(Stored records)
——
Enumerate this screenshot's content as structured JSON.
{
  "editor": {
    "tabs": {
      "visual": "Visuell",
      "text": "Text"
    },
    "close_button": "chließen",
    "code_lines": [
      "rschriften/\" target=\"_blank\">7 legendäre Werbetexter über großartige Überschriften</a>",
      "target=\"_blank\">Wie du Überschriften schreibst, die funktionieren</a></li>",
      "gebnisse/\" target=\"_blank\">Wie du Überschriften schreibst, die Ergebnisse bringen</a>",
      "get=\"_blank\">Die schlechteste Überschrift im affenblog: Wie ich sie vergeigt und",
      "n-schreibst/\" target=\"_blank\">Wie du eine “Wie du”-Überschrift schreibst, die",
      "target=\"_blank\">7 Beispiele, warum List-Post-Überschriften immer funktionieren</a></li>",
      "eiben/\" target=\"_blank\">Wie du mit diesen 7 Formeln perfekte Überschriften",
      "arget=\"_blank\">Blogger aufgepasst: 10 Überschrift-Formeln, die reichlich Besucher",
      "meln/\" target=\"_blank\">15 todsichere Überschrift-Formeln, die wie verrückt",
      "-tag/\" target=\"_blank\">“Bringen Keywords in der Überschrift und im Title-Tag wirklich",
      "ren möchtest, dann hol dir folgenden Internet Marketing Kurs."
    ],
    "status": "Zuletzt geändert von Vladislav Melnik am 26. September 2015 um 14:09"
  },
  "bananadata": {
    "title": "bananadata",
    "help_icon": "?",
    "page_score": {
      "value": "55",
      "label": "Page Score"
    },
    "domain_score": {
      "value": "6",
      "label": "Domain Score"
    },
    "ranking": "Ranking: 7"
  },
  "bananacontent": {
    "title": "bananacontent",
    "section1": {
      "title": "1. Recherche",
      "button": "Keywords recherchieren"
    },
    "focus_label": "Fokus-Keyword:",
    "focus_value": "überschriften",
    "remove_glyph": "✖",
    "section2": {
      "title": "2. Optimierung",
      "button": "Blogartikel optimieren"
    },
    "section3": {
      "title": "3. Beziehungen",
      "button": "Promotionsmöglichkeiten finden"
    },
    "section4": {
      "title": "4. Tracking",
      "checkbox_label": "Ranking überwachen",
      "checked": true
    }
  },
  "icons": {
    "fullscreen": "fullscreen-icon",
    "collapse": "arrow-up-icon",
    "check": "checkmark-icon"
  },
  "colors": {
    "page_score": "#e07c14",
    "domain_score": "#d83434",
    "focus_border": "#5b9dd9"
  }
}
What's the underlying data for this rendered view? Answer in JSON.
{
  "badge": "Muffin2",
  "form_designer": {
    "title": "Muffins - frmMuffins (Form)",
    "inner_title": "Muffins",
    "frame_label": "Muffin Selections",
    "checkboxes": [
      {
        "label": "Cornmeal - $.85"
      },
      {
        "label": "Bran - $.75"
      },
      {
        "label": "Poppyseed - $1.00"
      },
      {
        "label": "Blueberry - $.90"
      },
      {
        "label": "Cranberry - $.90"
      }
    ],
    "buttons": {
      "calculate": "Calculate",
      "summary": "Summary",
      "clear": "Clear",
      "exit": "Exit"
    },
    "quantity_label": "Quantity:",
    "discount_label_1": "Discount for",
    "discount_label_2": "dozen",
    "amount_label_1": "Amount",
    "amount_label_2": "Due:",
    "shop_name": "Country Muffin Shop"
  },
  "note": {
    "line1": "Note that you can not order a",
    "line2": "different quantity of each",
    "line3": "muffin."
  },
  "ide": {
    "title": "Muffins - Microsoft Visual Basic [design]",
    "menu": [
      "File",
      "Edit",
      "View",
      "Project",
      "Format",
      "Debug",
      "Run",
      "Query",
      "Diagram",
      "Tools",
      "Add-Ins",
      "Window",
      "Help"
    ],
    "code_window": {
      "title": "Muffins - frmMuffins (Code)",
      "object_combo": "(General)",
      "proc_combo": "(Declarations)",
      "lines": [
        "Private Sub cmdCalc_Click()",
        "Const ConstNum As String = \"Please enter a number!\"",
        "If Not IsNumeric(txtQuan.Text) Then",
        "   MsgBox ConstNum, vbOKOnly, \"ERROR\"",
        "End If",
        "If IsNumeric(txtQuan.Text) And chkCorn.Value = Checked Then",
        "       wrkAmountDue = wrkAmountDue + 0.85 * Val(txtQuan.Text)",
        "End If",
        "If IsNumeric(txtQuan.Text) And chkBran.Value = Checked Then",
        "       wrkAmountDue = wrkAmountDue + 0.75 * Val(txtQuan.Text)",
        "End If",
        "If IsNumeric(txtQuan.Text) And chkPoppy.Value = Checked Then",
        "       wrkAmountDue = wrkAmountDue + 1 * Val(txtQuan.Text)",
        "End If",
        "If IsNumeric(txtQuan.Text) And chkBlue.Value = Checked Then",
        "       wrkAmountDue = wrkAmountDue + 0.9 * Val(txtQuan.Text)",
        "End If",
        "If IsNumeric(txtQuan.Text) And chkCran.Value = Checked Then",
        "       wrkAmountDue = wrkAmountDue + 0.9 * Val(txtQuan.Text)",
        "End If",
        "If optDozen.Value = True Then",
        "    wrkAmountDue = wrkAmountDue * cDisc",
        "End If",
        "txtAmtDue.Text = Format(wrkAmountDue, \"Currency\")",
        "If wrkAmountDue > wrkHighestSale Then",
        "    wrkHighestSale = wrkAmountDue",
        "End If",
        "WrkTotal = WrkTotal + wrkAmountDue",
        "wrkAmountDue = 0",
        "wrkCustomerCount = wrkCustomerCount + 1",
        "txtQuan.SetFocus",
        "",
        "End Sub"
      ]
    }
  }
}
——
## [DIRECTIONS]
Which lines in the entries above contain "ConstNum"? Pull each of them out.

## [PROBLEM SOLUTION]
        "Const ConstNum As String = \"Please enter a number!\"",
        "   MsgBox ConstNum, vbOKOnly, \"ERROR\"",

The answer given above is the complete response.